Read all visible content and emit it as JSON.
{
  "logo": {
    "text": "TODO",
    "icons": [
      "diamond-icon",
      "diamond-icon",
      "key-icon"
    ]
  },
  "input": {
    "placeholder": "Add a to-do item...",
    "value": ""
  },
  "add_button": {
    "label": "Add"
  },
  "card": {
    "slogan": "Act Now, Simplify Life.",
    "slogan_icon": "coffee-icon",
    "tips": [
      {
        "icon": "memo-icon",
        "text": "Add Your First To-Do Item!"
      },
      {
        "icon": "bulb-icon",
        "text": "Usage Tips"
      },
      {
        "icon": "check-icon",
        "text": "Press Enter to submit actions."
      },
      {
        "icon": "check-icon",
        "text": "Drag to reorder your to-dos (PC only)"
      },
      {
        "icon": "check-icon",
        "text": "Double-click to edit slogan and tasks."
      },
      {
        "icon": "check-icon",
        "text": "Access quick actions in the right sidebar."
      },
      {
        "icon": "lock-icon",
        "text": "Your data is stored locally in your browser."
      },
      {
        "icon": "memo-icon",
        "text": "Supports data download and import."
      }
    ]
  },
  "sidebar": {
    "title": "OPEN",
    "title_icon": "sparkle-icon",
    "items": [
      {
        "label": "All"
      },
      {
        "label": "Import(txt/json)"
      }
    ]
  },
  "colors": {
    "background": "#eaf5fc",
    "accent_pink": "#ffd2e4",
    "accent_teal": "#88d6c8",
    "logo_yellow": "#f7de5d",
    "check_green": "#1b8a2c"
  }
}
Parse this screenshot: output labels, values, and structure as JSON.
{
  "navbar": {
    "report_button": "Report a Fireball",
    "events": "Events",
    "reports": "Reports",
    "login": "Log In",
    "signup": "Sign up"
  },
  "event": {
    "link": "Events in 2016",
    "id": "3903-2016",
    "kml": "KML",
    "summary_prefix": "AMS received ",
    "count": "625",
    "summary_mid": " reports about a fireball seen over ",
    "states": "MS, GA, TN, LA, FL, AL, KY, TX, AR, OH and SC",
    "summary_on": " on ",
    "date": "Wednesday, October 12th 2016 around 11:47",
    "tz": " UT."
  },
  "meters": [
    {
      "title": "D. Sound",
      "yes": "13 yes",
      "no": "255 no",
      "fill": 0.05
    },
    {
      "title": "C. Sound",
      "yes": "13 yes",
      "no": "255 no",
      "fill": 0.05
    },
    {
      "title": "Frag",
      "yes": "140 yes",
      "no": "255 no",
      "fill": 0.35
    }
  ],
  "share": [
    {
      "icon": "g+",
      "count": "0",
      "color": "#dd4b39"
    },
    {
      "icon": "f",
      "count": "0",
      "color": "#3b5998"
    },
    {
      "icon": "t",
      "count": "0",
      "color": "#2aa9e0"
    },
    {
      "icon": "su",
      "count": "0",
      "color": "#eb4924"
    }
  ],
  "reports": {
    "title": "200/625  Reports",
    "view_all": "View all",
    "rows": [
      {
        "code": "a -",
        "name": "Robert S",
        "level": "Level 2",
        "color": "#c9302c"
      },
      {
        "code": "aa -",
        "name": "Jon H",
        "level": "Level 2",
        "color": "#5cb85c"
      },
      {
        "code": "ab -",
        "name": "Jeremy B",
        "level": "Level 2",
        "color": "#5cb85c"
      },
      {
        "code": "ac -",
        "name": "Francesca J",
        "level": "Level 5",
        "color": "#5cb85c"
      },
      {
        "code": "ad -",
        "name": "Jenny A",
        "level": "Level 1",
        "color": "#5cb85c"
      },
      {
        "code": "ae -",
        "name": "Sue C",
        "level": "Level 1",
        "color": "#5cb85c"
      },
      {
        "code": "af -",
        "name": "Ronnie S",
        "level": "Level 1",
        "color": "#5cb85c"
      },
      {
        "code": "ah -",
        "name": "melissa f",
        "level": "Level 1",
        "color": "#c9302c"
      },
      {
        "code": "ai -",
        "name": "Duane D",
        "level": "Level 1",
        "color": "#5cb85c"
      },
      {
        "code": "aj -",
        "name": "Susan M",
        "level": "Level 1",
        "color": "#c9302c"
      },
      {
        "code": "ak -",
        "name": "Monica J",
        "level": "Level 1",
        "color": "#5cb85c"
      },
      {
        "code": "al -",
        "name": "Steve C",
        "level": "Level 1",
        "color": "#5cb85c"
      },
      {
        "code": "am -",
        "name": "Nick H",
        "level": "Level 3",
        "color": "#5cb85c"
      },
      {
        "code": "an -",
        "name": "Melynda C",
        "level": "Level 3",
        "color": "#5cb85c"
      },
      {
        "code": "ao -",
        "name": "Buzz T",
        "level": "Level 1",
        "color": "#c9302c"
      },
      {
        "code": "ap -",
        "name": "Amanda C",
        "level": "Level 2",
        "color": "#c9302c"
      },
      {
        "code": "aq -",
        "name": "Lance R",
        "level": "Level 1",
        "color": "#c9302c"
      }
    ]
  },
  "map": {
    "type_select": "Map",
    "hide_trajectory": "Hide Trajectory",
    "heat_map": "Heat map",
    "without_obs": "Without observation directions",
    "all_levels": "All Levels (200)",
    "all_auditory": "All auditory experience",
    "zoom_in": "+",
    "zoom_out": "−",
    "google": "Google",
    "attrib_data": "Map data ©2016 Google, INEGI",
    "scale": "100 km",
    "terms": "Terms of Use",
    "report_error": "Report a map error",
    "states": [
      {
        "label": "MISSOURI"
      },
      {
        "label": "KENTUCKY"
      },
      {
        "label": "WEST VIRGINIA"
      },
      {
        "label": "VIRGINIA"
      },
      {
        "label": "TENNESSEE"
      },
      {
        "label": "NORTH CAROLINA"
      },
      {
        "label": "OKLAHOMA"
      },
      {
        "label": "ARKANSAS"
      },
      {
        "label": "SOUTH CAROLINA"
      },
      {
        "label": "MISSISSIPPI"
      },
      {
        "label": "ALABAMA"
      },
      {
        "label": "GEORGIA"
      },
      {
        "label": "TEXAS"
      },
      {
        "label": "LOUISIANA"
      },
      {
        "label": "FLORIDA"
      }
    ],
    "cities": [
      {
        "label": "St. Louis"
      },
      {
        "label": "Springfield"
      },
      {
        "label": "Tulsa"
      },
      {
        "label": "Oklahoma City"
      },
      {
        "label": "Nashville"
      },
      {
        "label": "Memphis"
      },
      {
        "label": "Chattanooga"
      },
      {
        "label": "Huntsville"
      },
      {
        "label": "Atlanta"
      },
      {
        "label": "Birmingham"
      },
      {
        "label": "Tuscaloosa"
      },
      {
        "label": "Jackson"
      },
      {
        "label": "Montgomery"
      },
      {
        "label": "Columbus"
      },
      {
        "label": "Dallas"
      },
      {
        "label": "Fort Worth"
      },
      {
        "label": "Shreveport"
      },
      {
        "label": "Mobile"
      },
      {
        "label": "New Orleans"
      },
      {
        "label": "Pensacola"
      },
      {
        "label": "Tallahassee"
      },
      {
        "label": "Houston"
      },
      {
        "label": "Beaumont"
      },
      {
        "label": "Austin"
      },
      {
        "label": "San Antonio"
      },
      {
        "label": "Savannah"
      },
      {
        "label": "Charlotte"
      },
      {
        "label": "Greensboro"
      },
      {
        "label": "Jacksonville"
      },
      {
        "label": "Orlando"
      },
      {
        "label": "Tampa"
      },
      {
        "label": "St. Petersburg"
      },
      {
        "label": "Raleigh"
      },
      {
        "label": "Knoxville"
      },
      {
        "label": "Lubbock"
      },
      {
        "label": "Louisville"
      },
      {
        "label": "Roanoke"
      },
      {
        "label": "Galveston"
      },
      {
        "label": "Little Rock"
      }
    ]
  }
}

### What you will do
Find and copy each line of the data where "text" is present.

### Written solution
    "text": "TODO",
        "text": "Add Your First To-Do Item!"
        "text": "Usage Tips"
        "text": "Press Enter to submit actions."
        "text": "Drag to reorder your to-dos (PC only)"
        "text": "Double-click to edit slogan and tasks."
        "text": "Access quick actions in the right sidebar."
        "text": "Your data is stored locally in your browser."
        "text": "Supports data download and import."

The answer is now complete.